This blog was started as my reflections on the 2011 Change MOOC. It is now an on going journal of my thoughts on Higher Education, specifically teaching Biology.

Sunday, October 16, 2011

Goals #change11

Last weeks discussions regarding David Wiley's challenges to the MOOC participants, and Tony Bates webinar today, have really encouraged me to sit down and reflect on what I want to do in my classes.  Next semester I am presenting a Hybrid online/F2F class in biology.  This project is based upon an internal grant sponsored by our Center for Instructional Innovation.  Since joining the #change11 MOOC, I've had a lot of ideas about how to handle this class, and a lot of inspiration for other projects.  What follows is the basic ideas about the class.  This is still a work in progress.  But first, this class.

The Course:
The course is the first semester biology for our biology majors.  This is a heavy content class, with much of the content being required for later classes.  Students who do not take the time to incorporate foundational concepts tend to do poorly in later classes.

The Goal:
  • Encourage students to become active, independent learners.
  • Encourage students to learn the foundational concepts of biology.
  • Encourage retention of the foundational concepts of biology.
  • Encourage students to see the connections between different concepts of biology; to build in their mind a picture of the systems of living organisms.
The majority of students in this class are use to directive styles of instruction, and do not see themselves as independent learners.  The instructional management of this course will start off heavy, with additional resources provided to the students.  These resources will included online presentations, notes, links, and helpful hints.  As the semester continues, fewer instructor notes will be made available. Students will be asked instead to contribute notes, interpretations and content to the course wiki.

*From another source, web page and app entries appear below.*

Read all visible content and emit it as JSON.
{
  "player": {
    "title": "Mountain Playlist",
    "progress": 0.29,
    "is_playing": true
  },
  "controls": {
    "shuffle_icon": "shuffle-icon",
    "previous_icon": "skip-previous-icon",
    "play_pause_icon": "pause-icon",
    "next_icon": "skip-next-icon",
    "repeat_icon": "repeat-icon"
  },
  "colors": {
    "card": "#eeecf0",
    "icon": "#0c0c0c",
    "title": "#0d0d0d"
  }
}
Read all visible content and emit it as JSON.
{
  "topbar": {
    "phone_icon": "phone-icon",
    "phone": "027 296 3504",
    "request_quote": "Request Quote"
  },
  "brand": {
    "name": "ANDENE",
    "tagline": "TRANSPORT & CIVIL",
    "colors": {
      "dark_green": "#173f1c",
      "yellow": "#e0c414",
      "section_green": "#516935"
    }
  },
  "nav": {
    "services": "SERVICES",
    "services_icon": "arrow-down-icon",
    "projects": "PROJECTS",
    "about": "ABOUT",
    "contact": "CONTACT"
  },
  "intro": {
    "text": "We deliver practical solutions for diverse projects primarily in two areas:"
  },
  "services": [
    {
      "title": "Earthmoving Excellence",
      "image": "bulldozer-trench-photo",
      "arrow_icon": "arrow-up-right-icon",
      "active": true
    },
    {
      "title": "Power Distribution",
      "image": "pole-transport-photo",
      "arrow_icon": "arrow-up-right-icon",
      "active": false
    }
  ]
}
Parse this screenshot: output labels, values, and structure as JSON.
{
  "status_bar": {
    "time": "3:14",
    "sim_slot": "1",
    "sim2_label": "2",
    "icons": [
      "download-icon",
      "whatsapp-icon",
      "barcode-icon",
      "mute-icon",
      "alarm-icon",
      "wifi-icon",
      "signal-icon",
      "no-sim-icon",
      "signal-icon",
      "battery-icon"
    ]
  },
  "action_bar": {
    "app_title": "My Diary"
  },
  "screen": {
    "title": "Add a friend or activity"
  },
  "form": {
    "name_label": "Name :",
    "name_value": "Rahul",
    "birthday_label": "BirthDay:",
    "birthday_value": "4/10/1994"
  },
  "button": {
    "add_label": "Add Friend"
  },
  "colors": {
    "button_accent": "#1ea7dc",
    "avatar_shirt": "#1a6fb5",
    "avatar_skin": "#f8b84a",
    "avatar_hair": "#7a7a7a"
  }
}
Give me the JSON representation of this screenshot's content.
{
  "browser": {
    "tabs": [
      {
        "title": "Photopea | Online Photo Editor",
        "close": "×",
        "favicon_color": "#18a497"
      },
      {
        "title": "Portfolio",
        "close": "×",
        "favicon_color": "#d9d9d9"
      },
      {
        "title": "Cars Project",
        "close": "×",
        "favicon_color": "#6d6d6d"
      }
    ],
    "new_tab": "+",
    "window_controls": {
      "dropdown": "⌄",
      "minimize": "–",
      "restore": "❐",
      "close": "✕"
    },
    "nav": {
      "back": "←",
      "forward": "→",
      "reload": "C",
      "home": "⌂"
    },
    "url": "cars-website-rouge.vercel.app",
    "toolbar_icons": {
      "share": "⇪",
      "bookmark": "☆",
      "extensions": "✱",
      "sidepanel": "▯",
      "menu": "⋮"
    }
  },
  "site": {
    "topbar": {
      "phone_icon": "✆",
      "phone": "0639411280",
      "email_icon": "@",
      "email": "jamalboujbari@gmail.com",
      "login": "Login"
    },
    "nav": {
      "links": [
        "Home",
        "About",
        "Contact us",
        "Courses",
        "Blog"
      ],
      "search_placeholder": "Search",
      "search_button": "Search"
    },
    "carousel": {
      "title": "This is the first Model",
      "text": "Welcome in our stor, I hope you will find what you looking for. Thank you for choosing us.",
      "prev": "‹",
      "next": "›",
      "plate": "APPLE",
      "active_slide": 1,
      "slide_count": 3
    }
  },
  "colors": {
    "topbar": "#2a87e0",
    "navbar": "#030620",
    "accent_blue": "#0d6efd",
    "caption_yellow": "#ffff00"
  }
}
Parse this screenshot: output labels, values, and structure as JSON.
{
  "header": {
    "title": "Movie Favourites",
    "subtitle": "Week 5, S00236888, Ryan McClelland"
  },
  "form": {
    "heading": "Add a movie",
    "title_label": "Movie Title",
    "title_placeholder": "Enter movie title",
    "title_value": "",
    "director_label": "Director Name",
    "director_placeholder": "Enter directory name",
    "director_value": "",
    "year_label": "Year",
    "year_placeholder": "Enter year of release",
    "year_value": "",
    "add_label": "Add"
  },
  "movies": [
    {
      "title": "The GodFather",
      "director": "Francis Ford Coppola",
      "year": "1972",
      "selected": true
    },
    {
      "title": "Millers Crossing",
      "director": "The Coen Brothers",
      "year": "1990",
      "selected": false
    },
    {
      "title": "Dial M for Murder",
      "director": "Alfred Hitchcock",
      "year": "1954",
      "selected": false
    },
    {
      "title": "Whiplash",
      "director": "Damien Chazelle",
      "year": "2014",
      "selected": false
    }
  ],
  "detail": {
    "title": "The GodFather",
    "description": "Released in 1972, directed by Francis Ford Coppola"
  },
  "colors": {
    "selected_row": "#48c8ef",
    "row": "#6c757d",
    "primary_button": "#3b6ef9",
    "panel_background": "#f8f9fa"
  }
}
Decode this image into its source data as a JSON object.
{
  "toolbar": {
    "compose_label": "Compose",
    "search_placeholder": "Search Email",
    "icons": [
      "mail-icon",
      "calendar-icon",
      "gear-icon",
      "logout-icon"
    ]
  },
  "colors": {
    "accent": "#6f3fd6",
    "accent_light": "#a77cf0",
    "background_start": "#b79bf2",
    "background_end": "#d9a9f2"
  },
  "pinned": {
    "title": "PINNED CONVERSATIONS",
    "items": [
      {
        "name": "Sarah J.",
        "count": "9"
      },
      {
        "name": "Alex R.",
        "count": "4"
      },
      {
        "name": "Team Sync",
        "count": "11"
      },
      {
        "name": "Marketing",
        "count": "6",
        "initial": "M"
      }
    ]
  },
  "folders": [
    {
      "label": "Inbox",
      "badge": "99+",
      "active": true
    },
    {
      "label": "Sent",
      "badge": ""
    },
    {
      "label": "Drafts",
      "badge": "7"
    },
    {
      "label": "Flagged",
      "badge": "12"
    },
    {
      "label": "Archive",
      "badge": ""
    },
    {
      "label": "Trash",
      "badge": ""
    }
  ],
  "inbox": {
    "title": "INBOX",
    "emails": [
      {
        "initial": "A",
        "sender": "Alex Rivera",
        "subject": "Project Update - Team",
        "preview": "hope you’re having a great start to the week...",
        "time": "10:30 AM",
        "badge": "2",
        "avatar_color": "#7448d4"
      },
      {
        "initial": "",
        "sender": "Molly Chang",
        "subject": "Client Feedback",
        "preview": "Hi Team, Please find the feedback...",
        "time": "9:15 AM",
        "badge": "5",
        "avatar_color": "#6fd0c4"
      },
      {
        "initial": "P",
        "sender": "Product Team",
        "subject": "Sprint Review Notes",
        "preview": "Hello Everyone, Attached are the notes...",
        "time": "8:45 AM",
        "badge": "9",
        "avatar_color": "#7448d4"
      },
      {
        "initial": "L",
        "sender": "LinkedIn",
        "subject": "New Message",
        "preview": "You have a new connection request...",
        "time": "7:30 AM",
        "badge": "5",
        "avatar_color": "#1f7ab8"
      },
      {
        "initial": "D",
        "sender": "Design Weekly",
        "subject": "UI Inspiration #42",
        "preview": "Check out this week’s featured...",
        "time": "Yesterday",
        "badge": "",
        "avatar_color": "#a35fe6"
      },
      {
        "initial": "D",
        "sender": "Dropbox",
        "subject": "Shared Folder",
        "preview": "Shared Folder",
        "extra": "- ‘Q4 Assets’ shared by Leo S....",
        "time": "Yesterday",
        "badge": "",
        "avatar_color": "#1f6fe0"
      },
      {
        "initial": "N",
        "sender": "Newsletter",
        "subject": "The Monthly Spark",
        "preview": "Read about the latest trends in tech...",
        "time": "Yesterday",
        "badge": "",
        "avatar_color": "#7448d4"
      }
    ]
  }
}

The class is hybrid online/face-2-face, meaning that each week, students will come to the lecture hall for face-2-face time, but then the remaining time will be online work. 
Online work
  • ePortfolio of work including a blog of daily activities.
  • Comments on the blogs of other students.
  • Access to online tutorials.
  • Online quizzes based in a learning management system.
  • Papers submitted for calibrated online review.
  • Participation in webinars, online help sessions, and discussion boards.
  • End of semester reflective paper (based on Prior Learning Assessments)
In class work
  • Time in class will be mainly devoted to question and answers, mini-lectures (5 minutes on a specific topic), case studies, and activities (such as working with molecular models).
  • There will be two assessments to determine comprehension and synthesis of information.
Student Assessment:
  • 1/3 of the student's final grade is determined by the performance in lab.  The instructor has very little influence over lab, so this is something I will have very little control over.
  • Students will receive points for daily blog activity starting during the first week and proceeding through the 15 weeks of he semester.  I should note that points are awarded on "sound participation."  What this means is that the student has posted a reflection on the topic, the post is intelligible and logical.
  • Students will receive points for the completion of online quizzes.
  • Students will receive points on in class assessments.
  • Students will receive points for the end of the semester reflective paper and all calibrated peer reviewed papers.
Course Assessment:
Qualitative studies have never been my strong suit, so I'm working on ways to evaluate the effectiveness of the course.  Some of the assessments will include:
  • Survey of Student Satisfaction
  • Review of Student Participation and Survey by external observer
  • Comparison of results of standard departmental questions between sections.

This is the current scheme of the course.  Comments welcome.